    Congratulations ! and Best Wishes

    delphine

    hi
    Could make me one for me? I would pay you . how much would you want Great idea. I can't make one of these my self cause my computer doesn't download PDF files and I don't have a local laser cutting place.
    Greatest regards
    Mac1997

    1 reply

    hi
    how are you?

    i will make it for you

    where are you from?

    hi ! i really liked your design , i´m love make this kind of things and for that decided built the mine, I built which whit cards of SIM card (I dont know if i said well), is a few most small what the original and i modeled whit the drill an DREMEL, sanding and polishing took me a time until get of all pieces , thanks for share your ideas, i leave the pictures

       
         
         

    CameraZOOM-20130714150205820.jpgDSC_0147.JPGDSC_0149.JPGhdr_00038_blend.jpg

    This site offers a solution to many of your precision cutting needs for those who cannot afford a laser cutter.

    http://www.silhouetteamerica.com/default.aspx

    A laser cutter, while enormously useful and cool, is not necessary for this project. I was able to cut the pieces both by hand and by using the machine above.

    my computer won't download the eps file, so I can't send it to a custom laser cutting company, so could you post the vector drawing file instead, and if so, is it compatable with inkscape?

    thanks for your time and project, that wouldn't help a 13 year-old like me, that I respect so much!

    8 replies

    I'm also 13 (high five!), but I was wondering what laser company you're sending that to. I had a hard time finding one. I saw one, but it was for bigger things and it charged like $100 an hour. I need to find one for all of these awesome projects that use laser cutters!

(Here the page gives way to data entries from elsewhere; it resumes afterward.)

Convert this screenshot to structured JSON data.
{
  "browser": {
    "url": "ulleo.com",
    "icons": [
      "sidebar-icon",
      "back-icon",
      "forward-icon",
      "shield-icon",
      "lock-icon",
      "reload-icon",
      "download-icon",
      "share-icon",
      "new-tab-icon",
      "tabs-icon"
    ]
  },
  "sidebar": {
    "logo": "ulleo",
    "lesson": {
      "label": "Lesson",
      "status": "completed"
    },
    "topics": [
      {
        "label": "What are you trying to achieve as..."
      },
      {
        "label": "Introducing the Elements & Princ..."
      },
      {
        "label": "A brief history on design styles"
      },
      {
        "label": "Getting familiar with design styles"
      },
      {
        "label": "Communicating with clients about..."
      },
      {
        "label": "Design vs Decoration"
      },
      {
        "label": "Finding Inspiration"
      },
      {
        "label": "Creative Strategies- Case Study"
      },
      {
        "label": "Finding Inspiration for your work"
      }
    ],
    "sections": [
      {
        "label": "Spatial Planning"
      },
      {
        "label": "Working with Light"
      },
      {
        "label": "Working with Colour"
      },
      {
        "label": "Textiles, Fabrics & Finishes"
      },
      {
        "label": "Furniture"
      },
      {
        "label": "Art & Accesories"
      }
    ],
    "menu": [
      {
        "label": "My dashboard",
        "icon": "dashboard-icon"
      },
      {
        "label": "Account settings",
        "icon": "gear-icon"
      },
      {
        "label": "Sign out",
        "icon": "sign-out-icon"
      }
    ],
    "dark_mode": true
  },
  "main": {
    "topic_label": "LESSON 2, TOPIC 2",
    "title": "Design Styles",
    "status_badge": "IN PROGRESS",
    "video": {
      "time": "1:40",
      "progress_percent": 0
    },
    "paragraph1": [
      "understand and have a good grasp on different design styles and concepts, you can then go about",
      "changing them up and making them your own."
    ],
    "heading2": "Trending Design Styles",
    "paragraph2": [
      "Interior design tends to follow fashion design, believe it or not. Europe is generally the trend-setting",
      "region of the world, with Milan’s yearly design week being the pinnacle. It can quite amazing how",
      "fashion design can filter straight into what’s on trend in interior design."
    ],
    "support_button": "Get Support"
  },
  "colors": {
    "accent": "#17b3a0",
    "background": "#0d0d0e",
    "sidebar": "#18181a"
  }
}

Thanks, Thomasthetankengine

    im not exactly sure of the prices or anything, but there's a website called 100kgarages.com where people with laser cutters and 3d printers and stuff can do other stuff for you. The website has a map with fabricators around the world.

    I forget what it was called, but it never asked for any kind of payment, and it never showed up.It was cheap(cost based on size, I think it was between $10 and $20 for this) and did small pieces out of less-than-1/2-inch thick(your choice) sheets of a material(also your choice, and if they didn't have the material you wanted, they would ship it to their facility from another company)

    Thanks, sounds awesome. Do you know of a way I could find it? I would love to find a place like that I can get laser jobs done. If not, that's ok. I think there's one in my neighborhood (?)

    I have the files and if you need them email me at: aidan.jarosgrilli@education.nsw.gov.au any way, cool project. :)

    I've uploaded PDF and SVG versions of the vector files to Step 2. Hopefully they're more useful to you!

    I would do this, but my dad sold his awesome laser cutter... It wouldn't do what he needed it to do so he sold it :(

    This is so cool! What a great way for your business cards to stand out.